If you plug in t = 1 your derivative will be 4 - 2 = 2. The unit of this derivative is meters / second since you derived position (in meters) to time (in seconds).
So the question is:
Suppose an object moves along a horizontal path with the position function x(t) = 4t – t^2 on the time interval 0 ≤ t ≤ 5, where x is measured in meters and t is measured in seconds. Find the instantaneous velocity of the object from t = 1. Use units to describe what this value means.
I know that the first step is to find the derivative of the position function so:
lim(delta x -> 0) [s(t + delta t) - s(t)] / [delta t]
[((4t + delta t) - t^2) - (4t - t^2)] / [delta t]
Now I don't understand how to simplify this so that I can plug in 1 for t?
I'm sorry if this looks confusing.
Any help is appreciated.
This is incorrect. What you want is
Multiply out and and cancel what you can.

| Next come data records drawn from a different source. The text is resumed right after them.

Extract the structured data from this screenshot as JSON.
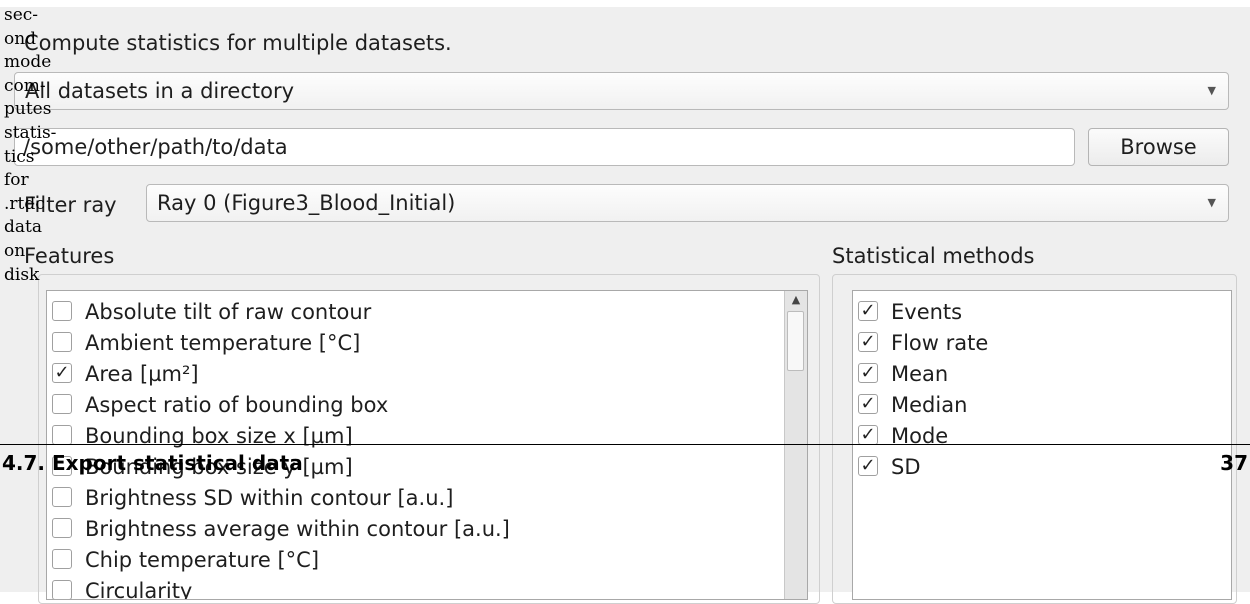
{
  "margin_note": [
    "sec-",
    "ond",
    "mode",
    "com-",
    "putes",
    "statis-",
    "tics",
    "for",
    ".rtdc",
    "data",
    "on",
    "disk"
  ],
  "dialog": {
    "heading": "Compute statistics for multiple datasets.",
    "mode_select": {
      "value": "All datasets in a directory"
    },
    "path_input": {
      "value": "/some/other/path/to/data"
    },
    "browse_label": "Browse",
    "filter_ray": {
      "label": "Filter ray",
      "value": "Ray 0 (Figure3_Blood_Initial)"
    }
  },
  "features": {
    "title": "Features",
    "items": [
      {
        "label": "Absolute tilt of raw contour",
        "mark": ""
      },
      {
        "label": "Ambient temperature [°C]",
        "mark": ""
      },
      {
        "label": "Area [µm²]",
        "mark": "✓"
      },
      {
        "label": "Aspect ratio of bounding box",
        "mark": ""
      },
      {
        "label": "Bounding box size x [µm]",
        "mark": ""
      },
      {
        "label": "Bounding box size y [µm]",
        "mark": ""
      },
      {
        "label": "Brightness SD within contour [a.u.]",
        "mark": ""
      },
      {
        "label": "Brightness average within contour [a.u.]",
        "mark": ""
      },
      {
        "label": "Chip temperature [°C]",
        "mark": ""
      },
      {
        "label": "Circularity",
        "mark": ""
      }
    ]
  },
  "methods": {
    "title": "Statistical methods",
    "items": [
      {
        "label": "Events",
        "mark": "✓"
      },
      {
        "label": "Flow rate",
        "mark": "✓"
      },
      {
        "label": "Mean",
        "mark": "✓"
      },
      {
        "label": "Median",
        "mark": "✓"
      },
      {
        "label": "Mode",
        "mark": "✓"
      },
      {
        "label": "SD",
        "mark": "✓"
      }
    ]
  },
  "footer": {
    "section": "4.7. Export statistical data",
    "page": "37"
  },
  "icons": {
    "dropdown": "chevron-down-icon",
    "scroll_up": "arrow-up-icon",
    "check": "checkmark-icon"
  }
}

You should be able to cancel everything in the numerator that does NOT have a " " in it, factor out of the numerator and cancel with the .
Now I don't understand how to simplify this so that I can plug in 1 for t?
I'm sorry if this looks confusing.
Any help is appreciated.